(What needs to be done):
In the records below, find each line holding the word "JSON" and copy it.
⁂
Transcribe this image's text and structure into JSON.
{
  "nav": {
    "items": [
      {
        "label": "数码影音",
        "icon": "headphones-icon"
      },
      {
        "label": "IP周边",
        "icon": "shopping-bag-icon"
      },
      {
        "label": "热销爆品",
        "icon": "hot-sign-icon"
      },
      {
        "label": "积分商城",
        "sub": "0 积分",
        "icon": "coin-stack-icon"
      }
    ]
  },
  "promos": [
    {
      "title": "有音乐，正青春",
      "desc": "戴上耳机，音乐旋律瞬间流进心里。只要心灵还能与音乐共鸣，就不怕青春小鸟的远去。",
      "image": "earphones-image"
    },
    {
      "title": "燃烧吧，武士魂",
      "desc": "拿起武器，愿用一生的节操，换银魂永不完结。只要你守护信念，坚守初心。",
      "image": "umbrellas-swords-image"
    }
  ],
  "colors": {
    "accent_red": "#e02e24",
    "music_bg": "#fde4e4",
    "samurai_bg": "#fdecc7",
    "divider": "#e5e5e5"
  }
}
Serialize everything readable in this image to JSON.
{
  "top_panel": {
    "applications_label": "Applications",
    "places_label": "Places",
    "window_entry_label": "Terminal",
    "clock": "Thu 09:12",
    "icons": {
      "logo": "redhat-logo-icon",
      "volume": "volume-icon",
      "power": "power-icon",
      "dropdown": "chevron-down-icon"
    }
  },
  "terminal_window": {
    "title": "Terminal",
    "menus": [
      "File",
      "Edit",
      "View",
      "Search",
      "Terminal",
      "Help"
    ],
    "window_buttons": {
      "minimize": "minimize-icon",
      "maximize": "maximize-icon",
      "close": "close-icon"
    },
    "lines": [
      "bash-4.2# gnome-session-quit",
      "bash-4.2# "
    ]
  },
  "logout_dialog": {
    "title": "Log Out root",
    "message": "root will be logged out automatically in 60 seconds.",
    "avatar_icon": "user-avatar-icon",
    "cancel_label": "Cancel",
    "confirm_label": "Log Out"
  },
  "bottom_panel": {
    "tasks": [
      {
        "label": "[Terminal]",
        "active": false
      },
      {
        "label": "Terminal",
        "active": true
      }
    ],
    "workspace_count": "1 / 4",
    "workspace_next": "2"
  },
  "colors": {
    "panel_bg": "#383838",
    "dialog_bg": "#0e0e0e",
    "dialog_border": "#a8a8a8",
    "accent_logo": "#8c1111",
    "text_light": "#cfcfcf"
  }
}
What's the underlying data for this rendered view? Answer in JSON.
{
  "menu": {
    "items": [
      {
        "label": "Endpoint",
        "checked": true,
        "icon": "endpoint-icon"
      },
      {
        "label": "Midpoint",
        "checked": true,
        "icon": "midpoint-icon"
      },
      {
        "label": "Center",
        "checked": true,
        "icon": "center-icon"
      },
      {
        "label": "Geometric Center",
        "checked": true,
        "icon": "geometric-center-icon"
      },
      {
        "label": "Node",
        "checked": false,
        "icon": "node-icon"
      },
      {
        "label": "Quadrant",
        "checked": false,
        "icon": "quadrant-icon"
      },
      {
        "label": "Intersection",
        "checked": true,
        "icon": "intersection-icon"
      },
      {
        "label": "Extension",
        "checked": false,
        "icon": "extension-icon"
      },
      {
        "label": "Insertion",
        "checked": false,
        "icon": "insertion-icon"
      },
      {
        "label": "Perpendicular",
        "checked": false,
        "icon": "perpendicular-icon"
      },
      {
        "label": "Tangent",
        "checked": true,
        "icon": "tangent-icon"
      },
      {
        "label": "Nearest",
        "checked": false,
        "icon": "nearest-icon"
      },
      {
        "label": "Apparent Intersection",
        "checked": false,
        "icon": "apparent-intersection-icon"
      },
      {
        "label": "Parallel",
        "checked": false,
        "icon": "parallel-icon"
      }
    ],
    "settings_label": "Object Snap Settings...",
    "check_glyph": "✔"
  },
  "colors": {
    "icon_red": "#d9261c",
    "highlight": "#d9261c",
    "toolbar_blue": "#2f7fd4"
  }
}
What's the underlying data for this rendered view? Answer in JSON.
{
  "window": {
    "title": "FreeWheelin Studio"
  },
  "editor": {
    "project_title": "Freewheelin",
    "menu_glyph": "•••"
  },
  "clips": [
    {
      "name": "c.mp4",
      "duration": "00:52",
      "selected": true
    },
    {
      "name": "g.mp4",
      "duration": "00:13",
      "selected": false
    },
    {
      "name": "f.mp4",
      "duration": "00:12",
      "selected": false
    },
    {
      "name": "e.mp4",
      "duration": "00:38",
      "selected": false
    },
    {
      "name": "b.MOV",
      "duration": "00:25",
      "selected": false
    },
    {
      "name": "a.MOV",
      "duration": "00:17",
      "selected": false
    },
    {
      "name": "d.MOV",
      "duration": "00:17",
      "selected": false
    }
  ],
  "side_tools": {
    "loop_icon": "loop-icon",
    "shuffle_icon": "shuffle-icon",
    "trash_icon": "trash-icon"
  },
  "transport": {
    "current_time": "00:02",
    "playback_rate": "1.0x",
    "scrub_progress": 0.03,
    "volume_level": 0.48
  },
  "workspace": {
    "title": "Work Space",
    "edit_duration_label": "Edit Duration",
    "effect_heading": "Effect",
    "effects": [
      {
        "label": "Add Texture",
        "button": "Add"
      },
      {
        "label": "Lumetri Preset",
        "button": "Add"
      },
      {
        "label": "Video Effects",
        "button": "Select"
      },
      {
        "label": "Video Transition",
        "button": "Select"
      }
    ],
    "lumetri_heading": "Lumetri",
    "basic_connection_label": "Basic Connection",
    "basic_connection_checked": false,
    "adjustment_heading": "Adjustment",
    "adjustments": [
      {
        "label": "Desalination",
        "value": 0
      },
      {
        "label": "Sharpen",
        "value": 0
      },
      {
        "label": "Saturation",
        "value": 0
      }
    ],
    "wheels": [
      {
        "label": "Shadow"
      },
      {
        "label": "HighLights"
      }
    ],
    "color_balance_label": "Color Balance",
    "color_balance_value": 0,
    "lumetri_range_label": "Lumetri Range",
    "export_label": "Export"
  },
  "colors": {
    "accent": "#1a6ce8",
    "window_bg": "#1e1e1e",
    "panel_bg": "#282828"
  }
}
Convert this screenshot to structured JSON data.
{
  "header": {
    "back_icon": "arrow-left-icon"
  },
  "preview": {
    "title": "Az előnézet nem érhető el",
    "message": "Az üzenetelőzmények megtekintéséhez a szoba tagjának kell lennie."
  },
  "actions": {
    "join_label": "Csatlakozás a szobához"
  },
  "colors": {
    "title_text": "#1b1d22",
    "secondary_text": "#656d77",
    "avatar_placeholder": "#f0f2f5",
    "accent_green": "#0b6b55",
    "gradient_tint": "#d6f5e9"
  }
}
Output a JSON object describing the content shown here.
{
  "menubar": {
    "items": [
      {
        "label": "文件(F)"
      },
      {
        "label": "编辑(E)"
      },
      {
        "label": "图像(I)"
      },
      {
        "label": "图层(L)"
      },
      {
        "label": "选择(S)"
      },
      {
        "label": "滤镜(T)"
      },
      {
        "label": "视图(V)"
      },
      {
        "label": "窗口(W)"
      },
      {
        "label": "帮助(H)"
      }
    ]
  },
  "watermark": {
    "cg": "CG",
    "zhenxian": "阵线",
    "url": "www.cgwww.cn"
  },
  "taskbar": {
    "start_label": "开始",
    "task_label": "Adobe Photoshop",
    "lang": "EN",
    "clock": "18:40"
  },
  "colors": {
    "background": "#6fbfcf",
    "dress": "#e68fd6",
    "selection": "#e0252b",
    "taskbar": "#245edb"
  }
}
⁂
(Answer to this problem):
Transcribe this image's text and structure into JSON.
Serialize everything readable in this image to JSON.
What's the underlying data for this rendered view? Answer in JSON.
What's the underlying data for this rendered view? Answer in JSON.
Convert this screenshot to structured JSON data.
Output a JSON object describing the content shown here.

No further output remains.